As moms, we come up with countlessÂ reasons to feel guilty. (My motto as I was raising my four kids: I mother, therefore I am guilty.) But there are certainÂ thingsÂ that should never, ever cause you an ounce of guilt, including your childbirth choices, and the choices you make during your babyâs early infancy.
How do I know? As an obstetrician-gynecologist who writes extensively about natural childbirth, breastfeeding, and attachment parenting, Iâve read the scientific literature and know that it often differs dramatically from what new moms are told. Below, fourÂ instances in which feeling guilty is completely unjustified.
You had an epidural
Childbirth hurtsâan unbelievable amount. Pain specialists have found that the pain of childbirth is among the worst pain a human being can experience.
Whatâs that you say? Itâs good pain. No, thereâs no such thing as good pain.
Childbirth pain is carried by the exact same nerves, along the same pathways in the spinal cord, to the same pain centers in the brain, by way of the same neurotransmitters as every other source of pain. Yes, the pain comes from a happy event, giving birth. But passing a kidney stone is also a happy event for a sufferer and you donât notice men declining pain relief for kidney stones.
Epidurals âdrugâ the baby? The medication in an epidural isnât injected into the blood stream. It bathes the nerves as they leave the spinal cord. So little of the medication gets into the motherâs blood stream that it doesnât âdrugâ her. Even less crosses the placenta so it couldnât possibly drug the baby.
Sure, epidurals like any form of pain medication carry risks, but those risks apply to the mother, not the baby, and if the mother judges the pain to be severe enough to accept the small risks associated with epidurals (like the 1% risk of spinal headache), it makes sense to accept those risks.
The pain of childbirth is empowering? Call me when they start telling men that unmedicated vasectomy is empowering.
YouÂ had a C-section
Childbirth is dangerous.
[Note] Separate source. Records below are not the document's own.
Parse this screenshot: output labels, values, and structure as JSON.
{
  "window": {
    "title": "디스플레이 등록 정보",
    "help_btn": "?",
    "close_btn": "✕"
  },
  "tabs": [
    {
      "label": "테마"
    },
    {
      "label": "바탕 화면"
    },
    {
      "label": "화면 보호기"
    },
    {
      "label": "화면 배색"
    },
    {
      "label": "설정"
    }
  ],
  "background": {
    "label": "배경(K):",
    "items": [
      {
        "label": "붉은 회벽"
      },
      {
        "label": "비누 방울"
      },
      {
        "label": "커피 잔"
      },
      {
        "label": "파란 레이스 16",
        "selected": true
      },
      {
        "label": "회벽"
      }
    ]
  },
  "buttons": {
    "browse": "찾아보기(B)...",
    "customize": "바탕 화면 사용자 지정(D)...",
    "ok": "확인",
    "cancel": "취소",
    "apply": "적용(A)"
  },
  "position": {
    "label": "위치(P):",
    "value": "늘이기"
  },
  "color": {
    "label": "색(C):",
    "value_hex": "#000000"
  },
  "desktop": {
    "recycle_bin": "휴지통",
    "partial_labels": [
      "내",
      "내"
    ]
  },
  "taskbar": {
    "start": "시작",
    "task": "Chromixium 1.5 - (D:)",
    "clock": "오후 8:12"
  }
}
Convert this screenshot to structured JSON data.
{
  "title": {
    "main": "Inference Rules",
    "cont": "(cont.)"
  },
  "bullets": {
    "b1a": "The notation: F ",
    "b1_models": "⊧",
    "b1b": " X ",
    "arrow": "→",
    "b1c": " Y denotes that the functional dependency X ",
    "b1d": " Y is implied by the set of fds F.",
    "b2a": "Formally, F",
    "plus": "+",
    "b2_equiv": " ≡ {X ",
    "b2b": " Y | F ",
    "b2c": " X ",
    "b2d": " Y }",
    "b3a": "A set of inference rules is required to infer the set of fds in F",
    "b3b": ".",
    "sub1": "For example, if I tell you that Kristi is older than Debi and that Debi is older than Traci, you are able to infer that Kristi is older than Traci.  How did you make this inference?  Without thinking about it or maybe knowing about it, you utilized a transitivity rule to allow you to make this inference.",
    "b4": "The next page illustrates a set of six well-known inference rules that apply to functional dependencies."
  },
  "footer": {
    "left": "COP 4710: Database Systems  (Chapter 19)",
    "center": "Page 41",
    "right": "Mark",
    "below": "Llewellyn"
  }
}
It is a leading cause of death among young women and the leading cause of death for babies. Weâve come a long way in preventing and managing deadly complications, but we canât abolish all risk. Often the only thing we can decide is whoâmother or babyâis going to shoulder that risk.
For example, when a baby isÂ breech (bottom first), the risk of injury and death during childbirth is much higher than if it were positioned head first. If the mother opts to have a C-section, the additional risk to the baby disappears as mom takes on risk (from the surgery) to herself. Women who choose a C-section to protect the baby are behaving selflessly and deserve our admiration, not condemnation.
What about the harms of C-sections to babies? Most of those purported harms are either short-term breathing issues that resolve by themselves or purely speculative, like claims that a C-section can disturb an infantâs gut microbiome (the population of bacteria that lives in the digestive tract). We donât yet know what constitutes a normal gut microbiome in infants, let alone what a disrupted microbiome looks like.
You stoppedÂ breastfeeding (or never started in the first place)
The biggest risk of infant formula comes from making it with contaminated water. In countries with clean water, that risk disappears.
How about the benefits of breastfeeding? The only benefits supported by solid scientific evidence are fewer colds and fewer episodes of diarrheal illness across the entire population of infants.
What about claims that breastfeeding prevents obesity, allergies, and other illnesses? Theyâre based on evidence that is weak, conflicting, and doesnât correct for confounding variables like maternal education and socioeconomic status. Women who are more educated and wealthier are more likely to breastfeed. Most of the claimed benefits of breastfeeding are really benefits of having more money and access to high-quality healthcare.
RELATED: Myths and Facts About Breastfeeding
YouÂ didnât feel bonded to your baby right away
Some women feel love at first sight when they meet their future partner, but most donât. Thatâs because it takes time for deep and abiding love to develop. The same is true for many mothers and their infants. Love isnât instantaneous; it grows slowly.
Babies are not ducklings. They don't imprint on their mothers shortly after birth. Human bonding is a long process that happens spontaneously and inevitably. Everything we know about mother-infant attachment tells us that skin-to-skin contact isnât necessary. Breastfeeding isnât necessary. Even being born from the body of your mother isnât necessary (as any adoptive parent could tell you).
The reality is that being a good mother is NOT about specific parenting choices. The most critical ingredient of good mothering is love. And that love is what makes for a healthy child.
Amy Tuteur, MD, is the author of the new book Push Back: Guilt in the Age of Natural Parenting ($27; amazon.com).